WORK REQUIRED: Go through the entries below. Copy out every line that contains "time".
*** Opening of EXTRACTED RECORDS ***
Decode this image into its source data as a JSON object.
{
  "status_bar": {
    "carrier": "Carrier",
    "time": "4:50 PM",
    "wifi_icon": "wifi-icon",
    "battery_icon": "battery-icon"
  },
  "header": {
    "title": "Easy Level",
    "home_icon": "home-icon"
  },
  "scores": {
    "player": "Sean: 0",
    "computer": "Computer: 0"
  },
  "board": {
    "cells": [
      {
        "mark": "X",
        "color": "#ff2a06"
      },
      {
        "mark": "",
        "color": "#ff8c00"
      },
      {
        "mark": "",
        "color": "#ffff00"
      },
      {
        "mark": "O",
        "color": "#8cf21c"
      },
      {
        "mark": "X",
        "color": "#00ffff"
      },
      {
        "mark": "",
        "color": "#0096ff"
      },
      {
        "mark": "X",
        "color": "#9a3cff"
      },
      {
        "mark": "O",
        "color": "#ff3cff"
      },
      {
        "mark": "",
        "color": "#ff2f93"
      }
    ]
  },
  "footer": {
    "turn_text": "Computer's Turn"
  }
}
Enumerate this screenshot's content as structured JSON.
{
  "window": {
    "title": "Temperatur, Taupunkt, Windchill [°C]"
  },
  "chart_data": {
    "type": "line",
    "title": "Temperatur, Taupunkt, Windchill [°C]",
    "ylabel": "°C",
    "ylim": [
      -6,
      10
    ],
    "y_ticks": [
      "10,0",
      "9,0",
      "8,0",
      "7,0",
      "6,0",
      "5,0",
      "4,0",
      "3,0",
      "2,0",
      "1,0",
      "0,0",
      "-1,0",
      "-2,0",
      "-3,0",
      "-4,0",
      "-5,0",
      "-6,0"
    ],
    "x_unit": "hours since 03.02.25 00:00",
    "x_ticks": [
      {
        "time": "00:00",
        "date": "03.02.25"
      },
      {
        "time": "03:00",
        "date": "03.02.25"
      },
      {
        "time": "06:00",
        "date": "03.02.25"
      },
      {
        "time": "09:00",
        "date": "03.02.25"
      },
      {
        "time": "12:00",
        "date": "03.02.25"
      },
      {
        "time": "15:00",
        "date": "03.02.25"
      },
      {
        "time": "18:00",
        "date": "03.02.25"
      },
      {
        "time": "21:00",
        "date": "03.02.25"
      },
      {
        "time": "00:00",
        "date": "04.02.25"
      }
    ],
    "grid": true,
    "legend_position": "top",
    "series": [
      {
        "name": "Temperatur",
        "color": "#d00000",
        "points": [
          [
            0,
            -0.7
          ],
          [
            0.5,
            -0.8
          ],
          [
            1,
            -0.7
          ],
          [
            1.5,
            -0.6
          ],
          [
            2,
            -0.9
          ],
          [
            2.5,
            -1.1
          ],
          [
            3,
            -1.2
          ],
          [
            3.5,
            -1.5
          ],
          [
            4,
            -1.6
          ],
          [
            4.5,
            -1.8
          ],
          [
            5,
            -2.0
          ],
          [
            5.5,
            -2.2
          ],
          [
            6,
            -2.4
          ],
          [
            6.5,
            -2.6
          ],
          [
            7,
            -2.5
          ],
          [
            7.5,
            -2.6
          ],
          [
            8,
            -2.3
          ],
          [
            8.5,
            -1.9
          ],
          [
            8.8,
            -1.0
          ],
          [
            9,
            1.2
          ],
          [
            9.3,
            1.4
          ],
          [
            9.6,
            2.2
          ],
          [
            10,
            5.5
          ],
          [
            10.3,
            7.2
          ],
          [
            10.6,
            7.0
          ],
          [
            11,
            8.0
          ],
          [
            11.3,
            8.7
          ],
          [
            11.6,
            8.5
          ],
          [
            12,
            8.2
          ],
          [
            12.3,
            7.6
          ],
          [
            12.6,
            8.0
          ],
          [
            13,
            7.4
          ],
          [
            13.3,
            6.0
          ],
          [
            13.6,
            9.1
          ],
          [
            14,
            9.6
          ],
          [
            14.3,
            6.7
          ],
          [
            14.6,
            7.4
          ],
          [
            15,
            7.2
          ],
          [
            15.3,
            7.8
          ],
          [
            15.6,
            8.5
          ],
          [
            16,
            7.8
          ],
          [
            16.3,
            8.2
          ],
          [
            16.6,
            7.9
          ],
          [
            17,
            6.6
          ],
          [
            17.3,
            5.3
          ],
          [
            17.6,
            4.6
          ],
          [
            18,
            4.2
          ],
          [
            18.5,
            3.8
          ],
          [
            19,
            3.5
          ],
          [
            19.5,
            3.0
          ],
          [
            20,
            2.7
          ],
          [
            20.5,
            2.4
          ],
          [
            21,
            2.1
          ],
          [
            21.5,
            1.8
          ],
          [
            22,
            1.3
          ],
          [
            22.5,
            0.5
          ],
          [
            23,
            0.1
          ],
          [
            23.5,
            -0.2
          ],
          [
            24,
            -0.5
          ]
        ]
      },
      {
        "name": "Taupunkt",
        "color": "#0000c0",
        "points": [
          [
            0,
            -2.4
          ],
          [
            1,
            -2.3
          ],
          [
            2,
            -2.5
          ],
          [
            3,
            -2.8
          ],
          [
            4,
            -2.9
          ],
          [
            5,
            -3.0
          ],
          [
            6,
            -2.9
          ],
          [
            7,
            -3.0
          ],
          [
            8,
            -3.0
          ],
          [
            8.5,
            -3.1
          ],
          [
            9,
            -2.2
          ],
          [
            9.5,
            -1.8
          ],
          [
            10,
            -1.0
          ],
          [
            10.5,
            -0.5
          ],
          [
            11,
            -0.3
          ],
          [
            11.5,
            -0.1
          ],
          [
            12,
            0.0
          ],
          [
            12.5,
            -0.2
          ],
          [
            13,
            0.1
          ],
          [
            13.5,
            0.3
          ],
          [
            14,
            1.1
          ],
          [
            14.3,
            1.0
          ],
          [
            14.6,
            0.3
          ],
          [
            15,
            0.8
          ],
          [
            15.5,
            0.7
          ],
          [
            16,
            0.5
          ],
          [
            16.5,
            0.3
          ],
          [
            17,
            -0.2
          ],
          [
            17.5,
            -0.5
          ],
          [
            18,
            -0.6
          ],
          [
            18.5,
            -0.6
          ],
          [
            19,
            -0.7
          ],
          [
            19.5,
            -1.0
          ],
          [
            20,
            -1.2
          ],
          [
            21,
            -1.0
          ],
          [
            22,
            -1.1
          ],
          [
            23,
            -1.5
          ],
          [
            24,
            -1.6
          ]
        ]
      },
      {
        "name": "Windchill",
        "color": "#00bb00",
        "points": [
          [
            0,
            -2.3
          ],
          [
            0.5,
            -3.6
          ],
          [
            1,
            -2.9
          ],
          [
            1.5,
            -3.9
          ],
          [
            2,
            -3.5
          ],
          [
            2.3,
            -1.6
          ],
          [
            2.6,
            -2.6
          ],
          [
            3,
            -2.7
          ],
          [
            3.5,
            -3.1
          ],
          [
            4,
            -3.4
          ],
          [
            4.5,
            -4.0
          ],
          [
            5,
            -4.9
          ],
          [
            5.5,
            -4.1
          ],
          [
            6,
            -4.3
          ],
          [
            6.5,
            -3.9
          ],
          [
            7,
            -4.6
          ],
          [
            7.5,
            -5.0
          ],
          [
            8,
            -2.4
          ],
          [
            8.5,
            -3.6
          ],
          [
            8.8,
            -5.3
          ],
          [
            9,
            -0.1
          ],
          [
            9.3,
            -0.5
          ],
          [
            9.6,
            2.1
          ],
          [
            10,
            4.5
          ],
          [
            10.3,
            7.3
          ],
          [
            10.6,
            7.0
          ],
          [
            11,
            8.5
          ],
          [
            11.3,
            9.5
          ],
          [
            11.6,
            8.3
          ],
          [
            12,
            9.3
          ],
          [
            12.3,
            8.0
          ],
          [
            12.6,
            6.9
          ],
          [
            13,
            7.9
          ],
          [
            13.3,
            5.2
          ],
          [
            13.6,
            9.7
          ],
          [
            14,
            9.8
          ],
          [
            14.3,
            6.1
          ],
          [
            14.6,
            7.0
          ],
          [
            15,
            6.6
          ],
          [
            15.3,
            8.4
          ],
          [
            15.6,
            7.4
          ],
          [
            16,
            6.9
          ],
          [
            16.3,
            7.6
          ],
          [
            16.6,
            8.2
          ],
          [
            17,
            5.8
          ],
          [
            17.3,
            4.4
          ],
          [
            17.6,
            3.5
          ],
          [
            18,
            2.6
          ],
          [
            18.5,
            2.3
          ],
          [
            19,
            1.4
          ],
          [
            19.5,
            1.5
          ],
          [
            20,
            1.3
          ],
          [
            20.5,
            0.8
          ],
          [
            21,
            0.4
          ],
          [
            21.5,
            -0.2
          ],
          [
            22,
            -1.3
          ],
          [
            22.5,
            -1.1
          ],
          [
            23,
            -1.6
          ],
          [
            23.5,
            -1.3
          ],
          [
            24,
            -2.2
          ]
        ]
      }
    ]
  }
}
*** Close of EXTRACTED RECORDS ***
WRITTEN SOLUTION:
    "time": "4:50 PM",
        "time": "00:00",
        "time": "03:00",
        "time": "06:00",
        "time": "09:00",
        "time": "12:00",
        "time": "15:00",
        "time": "18:00",
        "time": "21:00",
        "time": "00:00",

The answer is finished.